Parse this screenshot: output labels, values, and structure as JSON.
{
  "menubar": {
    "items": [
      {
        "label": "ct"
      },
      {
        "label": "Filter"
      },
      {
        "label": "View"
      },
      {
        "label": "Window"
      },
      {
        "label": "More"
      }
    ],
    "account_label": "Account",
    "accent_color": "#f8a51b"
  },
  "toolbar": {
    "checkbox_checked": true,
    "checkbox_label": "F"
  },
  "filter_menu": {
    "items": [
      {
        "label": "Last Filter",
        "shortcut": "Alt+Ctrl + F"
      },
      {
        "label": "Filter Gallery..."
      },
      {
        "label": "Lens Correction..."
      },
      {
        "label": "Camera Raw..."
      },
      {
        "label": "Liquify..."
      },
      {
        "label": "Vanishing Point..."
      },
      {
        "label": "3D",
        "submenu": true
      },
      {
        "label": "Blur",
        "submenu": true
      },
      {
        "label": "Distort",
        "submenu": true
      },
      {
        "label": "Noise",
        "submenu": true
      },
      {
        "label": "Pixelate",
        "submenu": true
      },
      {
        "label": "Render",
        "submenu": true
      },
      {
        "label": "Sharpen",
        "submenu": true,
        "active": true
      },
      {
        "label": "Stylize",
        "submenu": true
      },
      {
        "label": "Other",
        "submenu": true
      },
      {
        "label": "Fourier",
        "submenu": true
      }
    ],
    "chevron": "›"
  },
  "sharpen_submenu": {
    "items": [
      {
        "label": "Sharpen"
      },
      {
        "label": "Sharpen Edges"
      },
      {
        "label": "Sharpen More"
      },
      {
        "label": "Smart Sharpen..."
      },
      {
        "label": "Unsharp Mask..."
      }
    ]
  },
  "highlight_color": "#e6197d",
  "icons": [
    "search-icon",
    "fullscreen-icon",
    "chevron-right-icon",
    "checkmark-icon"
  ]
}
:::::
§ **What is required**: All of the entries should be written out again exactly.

§ **Solution for this exercise**:
Parse this screenshot: output labels, values, and structure as JSON.
{
  "menubar": {
    "items": [
      {
        "label": "ct"
      },
      {
        "label": "Filter"
      },
      {
        "label": "View"
      },
      {
        "label": "Window"
      },
      {
        "label": "More"
      }
    ],
    "account_label": "Account",
    "accent_color": "#f8a51b"
  },
  "toolbar": {
    "checkbox_checked": true,
    "checkbox_label": "F"
  },
  "filter_menu": {
    "items": [
      {
        "label": "Last Filter",
        "shortcut": "Alt+Ctrl + F"
      },
      {
        "label": "Filter Gallery..."
      },
      {
        "label": "Lens Correction..."
      },
      {
        "label": "Camera Raw..."
      },
      {
        "label": "Liquify..."
      },
      {
        "label": "Vanishing Point..."
      },
      {
        "label": "3D",
        "submenu": true
      },
      {
        "label": "Blur",
        "submenu": true
      },
      {
        "label": "Distort",
        "submenu": true
      },
      {
        "label": "Noise",
        "submenu": true
      },
      {
        "label": "Pixelate",
        "submenu": true
      },
      {
        "label": "Render",
        "submenu": true
      },
      {
        "label": "Sharpen",
        "submenu": true,
        "active": true
      },
      {
        "label": "Stylize",
        "submenu": true
      },
      {
        "label": "Other",
        "submenu": true
      },
      {
        "label": "Fourier",
        "submenu": true
      }
    ],
    "chevron": "›"
  },
  "sharpen_submenu": {
    "items": [
      {
        "label": "Sharpen"
      },
      {
        "label": "Sharpen Edges"
      },
      {
        "label": "Sharpen More"
      },
      {
        "label": "Smart Sharpen..."
      },
      {
        "label": "Unsharp Mask..."
      }
    ]
  },
  "highlight_color": "#e6197d",
  "icons": [
    "search-icon",
    "fullscreen-icon",
    "chevron-right-icon",
    "checkmark-icon"
  ]
}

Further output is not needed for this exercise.